Six biotechs crowd into Nasdaq, raising $568M as the IPO party continues to lure companies to Wall Street
Usually biotech IPOs come one or maybe two at a time. Today, we have 5 simultaneously testing investors’ appetite for risky companies that will either reward them handsomely over the long haul or … well, not. And I’m adding a 6th, from Eidos Therapeutics, that got a jump on the gang of 5 and announced their pricing late Tuesday.
Add it all up and the 6 are benefiting from a total raise of $568 million, generally pricing shares in the middle of the range — just the latest windfall to help fuel the R&D work of a steady stream of players who have been making the switch to the public markets.
The numbers are all ahead of fees as well as the buy-in from underwriters that could be ahead.
Here’s the breakout:
$MGTA, Magenta Therapeutics, Cambridge, MA: The biotech raised a cool $100 million from the sale of exactly 6,666,667 at $15 a share. Under GSK vet Jason Gardner, Magenta has been moving fast, stockpiling venture cash and hustling ahead with a compound in-licensed from Novartis. The money should pay for a pivotal trial.
$AVRO, Avrobio, Cambridge, MA: Avrobio came in just a hair below Magenta, with a haul of $99.7 million to boast about, setting the initial price at $19. Operating under CEO Geoff MacKay, the biotech has touted an early success for Fabry disease, where their gene therapy AVR-RD-01 helped spur a patient’s plasma a-Gal A activity into the normal range. That helped with a $60 million crossover round for the Atlas-launched biotech earlier this year. There’s not a tremendous amount of data to go with yet, but gene therapy is hot right now.
$APTX, Aptinyx, Evanston, IL: The company hit the ground running at $16 a share, raising $102.4 million. Run by CEO Norbert Riedel, Aptinyx was spun out of the $1.7 billion buyout of Naurex — with $560 million in cash — which Allergan CEO Brent Saunders wanted for its lead NMDA drug aimed at major depression. That drug is now dubbed rapastinel, which won a breakthrough drug designation at the FDA.
$KZR, Kezar Life Sciences, South San Francisco: Kezar upsized their offering a bit, going with 5 million shares at $16 for $75 million. As our Brittany Meiling reported earlier, Kezar is working on a pipeline of autoimmune drugs. Spun out of Amgen with small molecules from the plate of the former Onyx Pharmaceuticals, she writes, Kezar’s lead product is KZR-616. The drug is a selective immunoproteasome inhibitor that’s about to be tested in a Phase Ib/II trial in lupus and lupus nephritis.

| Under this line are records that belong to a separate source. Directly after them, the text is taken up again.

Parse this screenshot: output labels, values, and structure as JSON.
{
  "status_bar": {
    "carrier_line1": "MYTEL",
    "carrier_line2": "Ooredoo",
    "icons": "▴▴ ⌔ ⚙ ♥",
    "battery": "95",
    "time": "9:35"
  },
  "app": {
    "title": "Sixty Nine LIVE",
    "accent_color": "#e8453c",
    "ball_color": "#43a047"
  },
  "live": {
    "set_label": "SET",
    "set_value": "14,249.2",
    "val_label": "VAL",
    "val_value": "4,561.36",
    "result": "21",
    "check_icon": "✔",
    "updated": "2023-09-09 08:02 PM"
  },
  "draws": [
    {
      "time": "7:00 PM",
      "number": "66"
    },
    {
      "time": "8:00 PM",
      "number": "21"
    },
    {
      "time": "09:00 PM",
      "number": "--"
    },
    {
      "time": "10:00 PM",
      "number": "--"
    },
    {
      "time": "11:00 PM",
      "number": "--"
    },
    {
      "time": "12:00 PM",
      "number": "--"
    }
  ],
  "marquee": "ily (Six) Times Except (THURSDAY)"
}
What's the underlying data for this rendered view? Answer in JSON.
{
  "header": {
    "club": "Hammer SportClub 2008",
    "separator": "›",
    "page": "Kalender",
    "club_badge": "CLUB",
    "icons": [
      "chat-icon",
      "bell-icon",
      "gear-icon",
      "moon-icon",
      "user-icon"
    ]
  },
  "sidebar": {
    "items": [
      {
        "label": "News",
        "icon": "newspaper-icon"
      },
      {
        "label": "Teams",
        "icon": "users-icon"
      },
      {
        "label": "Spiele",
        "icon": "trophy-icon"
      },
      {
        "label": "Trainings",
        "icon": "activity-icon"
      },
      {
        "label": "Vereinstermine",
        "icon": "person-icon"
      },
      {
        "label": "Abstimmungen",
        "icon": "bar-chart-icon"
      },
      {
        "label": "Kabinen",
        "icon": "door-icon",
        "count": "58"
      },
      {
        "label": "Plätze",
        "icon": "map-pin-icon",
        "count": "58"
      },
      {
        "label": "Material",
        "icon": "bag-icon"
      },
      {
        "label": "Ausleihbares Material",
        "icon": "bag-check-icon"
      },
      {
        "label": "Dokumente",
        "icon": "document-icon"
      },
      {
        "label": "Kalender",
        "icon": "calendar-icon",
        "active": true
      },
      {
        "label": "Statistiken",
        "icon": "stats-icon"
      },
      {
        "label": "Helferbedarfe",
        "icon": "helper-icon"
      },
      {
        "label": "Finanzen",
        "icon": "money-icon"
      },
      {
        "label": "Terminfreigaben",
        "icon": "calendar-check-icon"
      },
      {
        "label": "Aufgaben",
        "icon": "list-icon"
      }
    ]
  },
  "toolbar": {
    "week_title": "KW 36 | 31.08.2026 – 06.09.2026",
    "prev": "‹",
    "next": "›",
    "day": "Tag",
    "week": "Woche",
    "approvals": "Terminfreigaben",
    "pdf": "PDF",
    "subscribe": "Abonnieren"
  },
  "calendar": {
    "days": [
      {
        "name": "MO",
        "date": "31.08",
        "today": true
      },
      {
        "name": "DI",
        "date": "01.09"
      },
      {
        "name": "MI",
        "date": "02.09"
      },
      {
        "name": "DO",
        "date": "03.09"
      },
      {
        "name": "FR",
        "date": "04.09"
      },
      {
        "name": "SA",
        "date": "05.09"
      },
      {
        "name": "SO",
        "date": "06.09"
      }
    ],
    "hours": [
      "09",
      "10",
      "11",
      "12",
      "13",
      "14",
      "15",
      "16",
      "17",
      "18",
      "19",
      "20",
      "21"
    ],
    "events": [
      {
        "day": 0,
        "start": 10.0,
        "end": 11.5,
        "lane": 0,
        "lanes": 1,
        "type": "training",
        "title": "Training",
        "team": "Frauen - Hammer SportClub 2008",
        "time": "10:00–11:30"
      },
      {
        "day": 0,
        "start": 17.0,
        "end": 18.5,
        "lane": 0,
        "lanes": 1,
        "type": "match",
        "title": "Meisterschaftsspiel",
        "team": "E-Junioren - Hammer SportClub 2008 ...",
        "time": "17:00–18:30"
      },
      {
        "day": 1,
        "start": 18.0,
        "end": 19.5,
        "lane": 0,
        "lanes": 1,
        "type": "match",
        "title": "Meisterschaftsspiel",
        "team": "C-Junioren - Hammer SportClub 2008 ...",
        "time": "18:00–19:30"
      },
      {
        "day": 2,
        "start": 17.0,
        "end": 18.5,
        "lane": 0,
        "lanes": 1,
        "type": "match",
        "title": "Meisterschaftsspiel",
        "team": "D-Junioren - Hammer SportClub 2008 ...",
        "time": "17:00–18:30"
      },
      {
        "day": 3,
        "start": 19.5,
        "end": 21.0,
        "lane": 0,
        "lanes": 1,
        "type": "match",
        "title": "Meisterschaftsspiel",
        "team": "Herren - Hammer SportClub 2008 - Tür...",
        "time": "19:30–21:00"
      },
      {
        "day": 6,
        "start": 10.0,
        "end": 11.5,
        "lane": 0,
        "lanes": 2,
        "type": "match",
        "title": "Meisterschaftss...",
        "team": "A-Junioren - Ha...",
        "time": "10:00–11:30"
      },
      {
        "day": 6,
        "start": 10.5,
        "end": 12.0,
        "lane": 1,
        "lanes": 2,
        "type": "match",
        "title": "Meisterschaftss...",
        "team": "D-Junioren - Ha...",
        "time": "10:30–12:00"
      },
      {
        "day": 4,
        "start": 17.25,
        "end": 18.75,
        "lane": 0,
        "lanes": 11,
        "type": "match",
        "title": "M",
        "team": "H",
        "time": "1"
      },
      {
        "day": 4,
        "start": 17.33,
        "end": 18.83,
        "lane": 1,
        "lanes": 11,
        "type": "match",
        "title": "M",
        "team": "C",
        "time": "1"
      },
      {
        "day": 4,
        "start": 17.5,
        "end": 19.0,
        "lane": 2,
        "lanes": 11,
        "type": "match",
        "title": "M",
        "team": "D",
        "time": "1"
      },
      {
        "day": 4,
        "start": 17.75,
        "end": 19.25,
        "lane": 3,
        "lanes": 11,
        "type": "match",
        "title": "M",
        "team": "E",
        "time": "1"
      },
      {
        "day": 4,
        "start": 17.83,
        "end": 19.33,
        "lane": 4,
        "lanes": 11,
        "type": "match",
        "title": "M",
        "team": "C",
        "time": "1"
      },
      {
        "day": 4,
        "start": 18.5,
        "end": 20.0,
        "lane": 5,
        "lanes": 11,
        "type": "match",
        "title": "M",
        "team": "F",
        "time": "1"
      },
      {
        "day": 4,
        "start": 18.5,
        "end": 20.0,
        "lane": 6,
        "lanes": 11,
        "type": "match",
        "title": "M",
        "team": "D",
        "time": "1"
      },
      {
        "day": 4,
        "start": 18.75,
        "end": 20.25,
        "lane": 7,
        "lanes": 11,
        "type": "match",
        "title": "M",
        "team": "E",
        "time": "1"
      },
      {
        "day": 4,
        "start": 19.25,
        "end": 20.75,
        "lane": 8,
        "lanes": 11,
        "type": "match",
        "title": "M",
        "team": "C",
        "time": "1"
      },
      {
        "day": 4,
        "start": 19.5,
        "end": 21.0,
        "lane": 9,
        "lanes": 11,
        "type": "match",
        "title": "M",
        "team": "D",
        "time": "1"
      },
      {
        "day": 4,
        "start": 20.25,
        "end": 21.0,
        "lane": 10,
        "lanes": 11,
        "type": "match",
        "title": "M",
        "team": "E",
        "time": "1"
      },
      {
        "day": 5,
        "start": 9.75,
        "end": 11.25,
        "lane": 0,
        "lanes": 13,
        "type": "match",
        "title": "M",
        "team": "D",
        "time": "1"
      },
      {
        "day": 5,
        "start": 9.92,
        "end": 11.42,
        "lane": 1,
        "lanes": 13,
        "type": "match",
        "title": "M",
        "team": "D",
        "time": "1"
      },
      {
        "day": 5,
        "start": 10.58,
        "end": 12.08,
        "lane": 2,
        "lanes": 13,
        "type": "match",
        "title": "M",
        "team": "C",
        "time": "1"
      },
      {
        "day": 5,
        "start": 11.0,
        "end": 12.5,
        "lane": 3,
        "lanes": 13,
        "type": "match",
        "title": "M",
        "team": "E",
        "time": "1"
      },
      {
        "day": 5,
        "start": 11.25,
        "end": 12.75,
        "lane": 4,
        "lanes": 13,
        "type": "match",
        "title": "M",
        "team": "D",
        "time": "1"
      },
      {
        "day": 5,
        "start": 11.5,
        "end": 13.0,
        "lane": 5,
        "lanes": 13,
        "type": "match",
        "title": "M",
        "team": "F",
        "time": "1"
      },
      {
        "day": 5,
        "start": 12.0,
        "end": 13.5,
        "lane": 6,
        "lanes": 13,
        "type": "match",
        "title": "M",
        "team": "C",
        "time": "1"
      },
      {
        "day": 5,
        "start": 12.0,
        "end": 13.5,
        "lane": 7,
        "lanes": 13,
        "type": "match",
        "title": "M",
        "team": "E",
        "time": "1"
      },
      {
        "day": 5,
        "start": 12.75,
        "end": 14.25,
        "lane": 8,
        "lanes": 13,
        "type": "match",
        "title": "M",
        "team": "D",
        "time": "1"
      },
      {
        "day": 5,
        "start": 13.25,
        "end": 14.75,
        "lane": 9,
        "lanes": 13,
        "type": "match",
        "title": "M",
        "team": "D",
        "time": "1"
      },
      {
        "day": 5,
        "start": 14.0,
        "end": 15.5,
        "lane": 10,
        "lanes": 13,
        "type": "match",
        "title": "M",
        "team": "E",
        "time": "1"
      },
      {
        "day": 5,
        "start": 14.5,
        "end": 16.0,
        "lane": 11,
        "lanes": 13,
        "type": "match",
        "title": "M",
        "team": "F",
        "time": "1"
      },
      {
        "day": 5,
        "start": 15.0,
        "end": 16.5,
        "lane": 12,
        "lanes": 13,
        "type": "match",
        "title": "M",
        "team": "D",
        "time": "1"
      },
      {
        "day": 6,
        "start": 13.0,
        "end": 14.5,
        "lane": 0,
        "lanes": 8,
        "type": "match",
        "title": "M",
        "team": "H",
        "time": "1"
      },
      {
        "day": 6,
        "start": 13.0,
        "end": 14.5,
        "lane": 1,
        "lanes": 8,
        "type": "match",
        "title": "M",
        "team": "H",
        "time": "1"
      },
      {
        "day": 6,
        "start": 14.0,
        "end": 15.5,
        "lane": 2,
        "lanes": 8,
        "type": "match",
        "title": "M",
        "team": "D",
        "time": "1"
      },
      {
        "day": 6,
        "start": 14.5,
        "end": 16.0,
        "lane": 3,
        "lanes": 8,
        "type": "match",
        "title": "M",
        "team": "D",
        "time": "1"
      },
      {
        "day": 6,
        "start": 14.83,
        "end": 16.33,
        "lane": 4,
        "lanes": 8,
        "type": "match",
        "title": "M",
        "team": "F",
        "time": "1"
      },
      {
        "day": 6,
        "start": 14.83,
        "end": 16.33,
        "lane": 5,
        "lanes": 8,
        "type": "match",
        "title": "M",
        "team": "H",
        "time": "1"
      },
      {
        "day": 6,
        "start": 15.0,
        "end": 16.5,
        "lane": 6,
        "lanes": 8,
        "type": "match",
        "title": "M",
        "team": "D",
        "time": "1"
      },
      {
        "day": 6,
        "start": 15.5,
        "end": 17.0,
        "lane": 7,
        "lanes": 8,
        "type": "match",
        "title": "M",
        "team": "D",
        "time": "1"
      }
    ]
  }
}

$XERS, Xeris Pharmaceuticals, Chicago: The biotech raised $85.5 million at $15 per share. Kezar and Xeris filed their IPOs together, and made the leap together. Xeris has plans to launch its glucagon pen for diabetics. Their glucagon pipeline includes post-bariatric hypoglycemia and congenital hyperinsulinism.
$EIDX, Eidos Therapeutics, San Francisco: Their raise came to $106.3 million. The biotech prices at $17 and then watched the share price soar on Wednesday, rising past the $23 mark. BridgeBio chief Neil Kumar has been bullish about this particular subsidiary in the group, even though it’s up against some heavyweight players in drug development, including Alnylam, Ionis and even Pfizer. Their drug was initially advanced by Isabella Graef at Stanford and Mamoun Alhamadsheh, the company scientific co-founders, who nailed down preclinical evidence that the drug can stabilize TTR and prevent the cascade of events that causes the disease — a disease modifying approach that will now head to the clinic.
Most active single day for biotech IPOs ever in the history of the industry. Five pricings in one day. https://t.co/EokBlrP47i
— Bruce Booth (@LifeSciVC) June 21, 2018
Image: Nasdaq location in Times Square, 2018 Shutterstock